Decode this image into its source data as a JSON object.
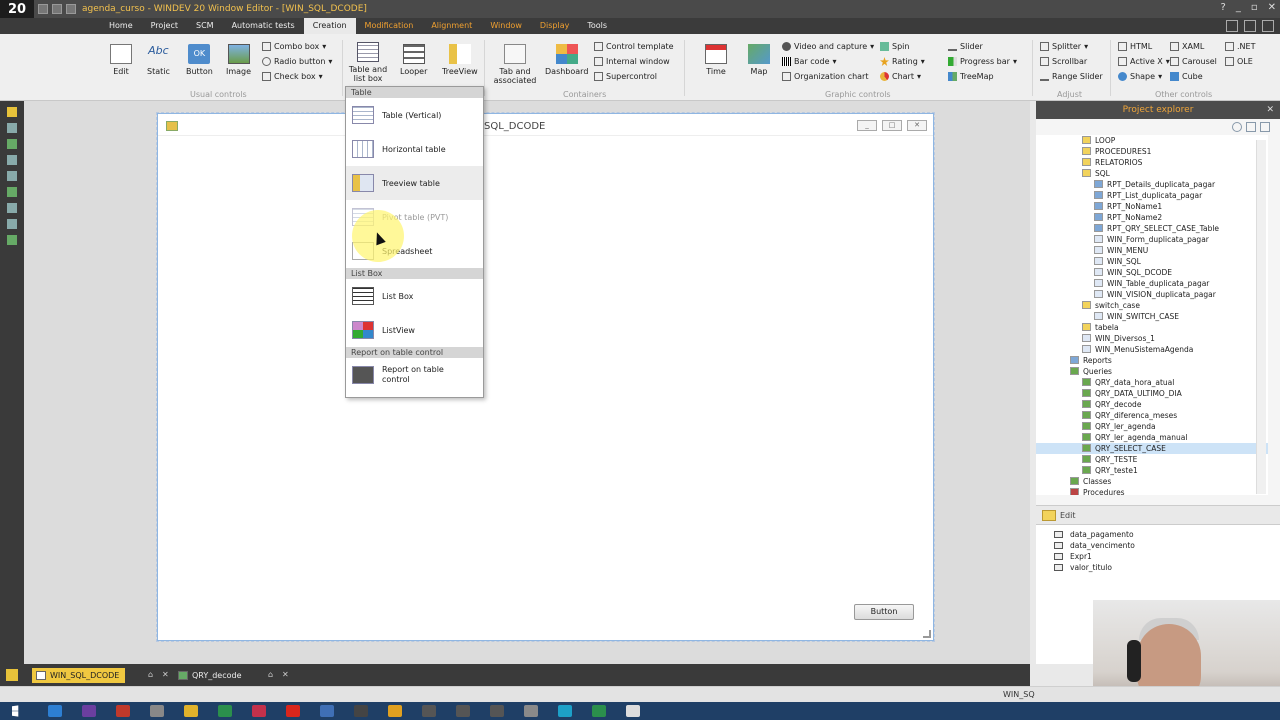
{
  "app": {
    "logo": "20",
    "title": "agenda_curso - WINDEV 20  Window Editor - [WIN_SQL_DCODE]"
  },
  "menu": {
    "items": [
      "Home",
      "Project",
      "SCM",
      "Automatic tests",
      "Creation",
      "Modification",
      "Alignment",
      "Window",
      "Display",
      "Tools"
    ],
    "active_index": 4
  },
  "ribbon": {
    "usual": {
      "edit": "Edit",
      "static": "Static",
      "button": "Button",
      "image": "Image",
      "combo": "Combo box",
      "radio": "Radio button",
      "check": "Check box",
      "static_glyph": "Abc",
      "button_glyph": "OK",
      "group": "Usual controls"
    },
    "tables": {
      "table_list": "Table and list box",
      "looper": "Looper",
      "treeview": "TreeView"
    },
    "containers": {
      "tab": "Tab and associated",
      "dashboard": "Dashboard",
      "control_template": "Control template",
      "internal_window": "Internal window",
      "supercontrol": "Supercontrol",
      "group": "Containers"
    },
    "graphic": {
      "time": "Time",
      "map": "Map",
      "video": "Video and capture",
      "barcode": "Bar code",
      "org": "Organization chart",
      "spin": "Spin",
      "rating": "Rating",
      "chart": "Chart",
      "slider": "Slider",
      "progress": "Progress bar",
      "treemap": "TreeMap",
      "group": "Graphic controls"
    },
    "adjust": {
      "splitter": "Splitter",
      "scrollbar": "Scrollbar",
      "range": "Range Slider",
      "group": "Adjust"
    },
    "other": {
      "html": "HTML",
      "xaml": "XAML",
      "net": ".NET",
      "activex": "Active X",
      "carousel": "Carousel",
      "ole": "OLE",
      "shape": "Shape",
      "cube": "Cube",
      "group": "Other controls"
    }
  },
  "dropdown": {
    "section_table": "Table",
    "table_items": [
      "Table (Vertical)",
      "Horizontal table",
      "Treeview table",
      "Pivot table (PVT)",
      "Spreadsheet"
    ],
    "section_list": "List Box",
    "list_items": [
      "List Box",
      "ListView"
    ],
    "section_report": "Report on table control",
    "report_items": [
      "Report on table control"
    ]
  },
  "window": {
    "title": "SQL_DCODE",
    "button_label": "Button"
  },
  "explorer": {
    "title": "Project explorer",
    "tree": [
      {
        "label": "LOOP",
        "level": 3,
        "icon": "folder"
      },
      {
        "label": "PROCEDURES1",
        "level": 3,
        "icon": "folder"
      },
      {
        "label": "RELATORIOS",
        "level": 3,
        "icon": "folder"
      },
      {
        "label": "SQL",
        "level": 3,
        "icon": "folder"
      },
      {
        "label": "RPT_Details_duplicata_pagar",
        "level": 4,
        "icon": "report"
      },
      {
        "label": "RPT_List_duplicata_pagar",
        "level": 4,
        "icon": "report"
      },
      {
        "label": "RPT_NoName1",
        "level": 4,
        "icon": "report"
      },
      {
        "label": "RPT_NoName2",
        "level": 4,
        "icon": "report"
      },
      {
        "label": "RPT_QRY_SELECT_CASE_Table",
        "level": 4,
        "icon": "report"
      },
      {
        "label": "WIN_Form_duplicata_pagar",
        "level": 4,
        "icon": "window"
      },
      {
        "label": "WIN_MENU",
        "level": 4,
        "icon": "window"
      },
      {
        "label": "WIN_SQL",
        "level": 4,
        "icon": "window"
      },
      {
        "label": "WIN_SQL_DCODE",
        "level": 4,
        "icon": "window"
      },
      {
        "label": "WIN_Table_duplicata_pagar",
        "level": 4,
        "icon": "window"
      },
      {
        "label": "WIN_VISION_duplicata_pagar",
        "level": 4,
        "icon": "window"
      },
      {
        "label": "switch_case",
        "level": 3,
        "icon": "folder"
      },
      {
        "label": "WIN_SWITCH_CASE",
        "level": 4,
        "icon": "window"
      },
      {
        "label": "tabela",
        "level": 3,
        "icon": "folder"
      },
      {
        "label": "WIN_Diversos_1",
        "level": 3,
        "icon": "window"
      },
      {
        "label": "WIN_MenuSistemaAgenda",
        "level": 3,
        "icon": "window"
      },
      {
        "label": "Reports",
        "level": 2,
        "icon": "reports"
      },
      {
        "label": "Queries",
        "level": 2,
        "icon": "queries"
      },
      {
        "label": "QRY_data_hora_atual",
        "level": 3,
        "icon": "query"
      },
      {
        "label": "QRY_DATA_ULTIMO_DIA",
        "level": 3,
        "icon": "query"
      },
      {
        "label": "QRY_decode",
        "level": 3,
        "icon": "query"
      },
      {
        "label": "QRY_diferenca_meses",
        "level": 3,
        "icon": "query"
      },
      {
        "label": "QRY_ler_agenda",
        "level": 3,
        "icon": "query"
      },
      {
        "label": "QRY_ler_agenda_manual",
        "level": 3,
        "icon": "query"
      },
      {
        "label": "QRY_SELECT_CASE",
        "level": 3,
        "icon": "query",
        "selected": true
      },
      {
        "label": "QRY_TESTE",
        "level": 3,
        "icon": "query"
      },
      {
        "label": "QRY_teste1",
        "level": 3,
        "icon": "query"
      },
      {
        "label": "Classes",
        "level": 2,
        "icon": "classes"
      },
      {
        "label": "Procedures",
        "level": 2,
        "icon": "procedures"
      }
    ],
    "edit_label": "Edit",
    "fields": [
      "data_pagamento",
      "data_vencimento",
      "Expr1",
      "valor_titulo"
    ]
  },
  "doc_tabs": [
    {
      "label": "WIN_SQL_DCODE",
      "active": true
    },
    {
      "label": "QRY_decode",
      "active": false
    }
  ],
  "status": {
    "text": "WIN_SQ"
  },
  "colors": {
    "accent": "#f0a63a",
    "menu_bg": "#3b3b3b",
    "tab_active": "#f0c840",
    "selection": "#cde3f7"
  }
}
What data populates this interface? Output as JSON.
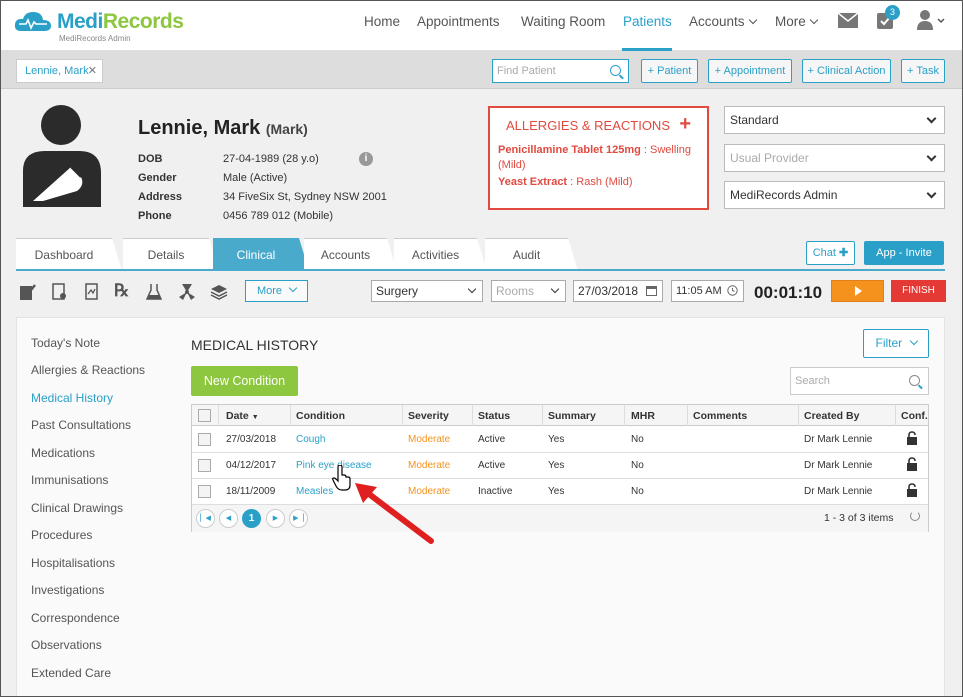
{
  "brand": {
    "name_part1": "Medi",
    "name_part2": "Records",
    "subtitle": "MediRecords Admin"
  },
  "nav": {
    "items": [
      "Home",
      "Appointments",
      "Waiting Room",
      "Patients",
      "Accounts",
      "More"
    ],
    "active": "Patients",
    "task_badge": "3"
  },
  "patient_bar": {
    "open_patient_tab": "Lennie, Mark",
    "find_placeholder": "Find Patient",
    "buttons": [
      "+ Patient",
      "+ Appointment",
      "+ Clinical Action",
      "+ Task"
    ]
  },
  "patient": {
    "name": "Lennie, Mark",
    "nickname": "(Mark)",
    "fields": [
      {
        "label": "DOB",
        "value": "27-04-1989 (28 y.o)"
      },
      {
        "label": "Gender",
        "value": "Male (Active)"
      },
      {
        "label": "Address",
        "value": "34 FiveSix St, Sydney NSW 2001"
      },
      {
        "label": "Phone",
        "value": "0456 789 012 (Mobile)"
      }
    ]
  },
  "allergies": {
    "title": "ALLERGIES & REACTIONS",
    "items": [
      {
        "agent": "Penicillamine Tablet 125mg",
        "reaction": " : Swelling (Mild)"
      },
      {
        "agent": "Yeast Extract",
        "reaction": " : Rash (Mild)"
      }
    ]
  },
  "right_selects": {
    "billing": "Standard",
    "provider_placeholder": "Usual Provider",
    "practice": "MediRecords Admin"
  },
  "tabs": [
    "Dashboard",
    "Details",
    "Clinical",
    "Accounts",
    "Activities",
    "Audit"
  ],
  "active_tab": "Clinical",
  "chat_label": "Chat",
  "app_invite_label": "App - Invite",
  "toolbar": {
    "more_label": "More",
    "location": "Surgery",
    "rooms_placeholder": "Rooms",
    "date": "27/03/2018",
    "time": "11:05 AM",
    "timer": "00:01:10",
    "finish_label": "FINISH"
  },
  "sidebar": {
    "items": [
      "Today's Note",
      "Allergies & Reactions",
      "Medical History",
      "Past Consultations",
      "Medications",
      "Immunisations",
      "Clinical Drawings",
      "Procedures",
      "Hospitalisations",
      "Investigations",
      "Correspondence",
      "Observations",
      "Extended Care"
    ],
    "active": "Medical History"
  },
  "medical_history": {
    "title": "MEDICAL HISTORY",
    "filter_label": "Filter",
    "new_condition_label": "New Condition",
    "search_placeholder": "Search",
    "columns": [
      "Date",
      "Condition",
      "Severity",
      "Status",
      "Summary",
      "MHR",
      "Comments",
      "Created By",
      "Conf."
    ],
    "rows": [
      {
        "date": "27/03/2018",
        "condition": "Cough",
        "severity": "Moderate",
        "status": "Active",
        "summary": "Yes",
        "mhr": "No",
        "comments": "",
        "created_by": "Dr Mark Lennie"
      },
      {
        "date": "04/12/2017",
        "condition": "Pink eye disease",
        "severity": "Moderate",
        "status": "Active",
        "summary": "Yes",
        "mhr": "No",
        "comments": "",
        "created_by": "Dr Mark Lennie"
      },
      {
        "date": "18/11/2009",
        "condition": "Measles",
        "severity": "Moderate",
        "status": "Inactive",
        "summary": "Yes",
        "mhr": "No",
        "comments": "",
        "created_by": "Dr Mark Lennie"
      }
    ],
    "current_page": "1",
    "pager_info": "1 - 3 of 3 items"
  },
  "colors": {
    "accent": "#2aa0c9",
    "allergy_red": "#e04a3f",
    "moderate_orange": "#f5921e",
    "new_green": "#8dc63f",
    "finish_red": "#e53935"
  }
}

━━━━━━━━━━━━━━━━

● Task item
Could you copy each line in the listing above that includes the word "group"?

● Completed exercise
      "group": "Usual controls"
      "group": "Containers"
      "group": "Graphic controls"
      "group": "Adjust"
      "group": "Other controls"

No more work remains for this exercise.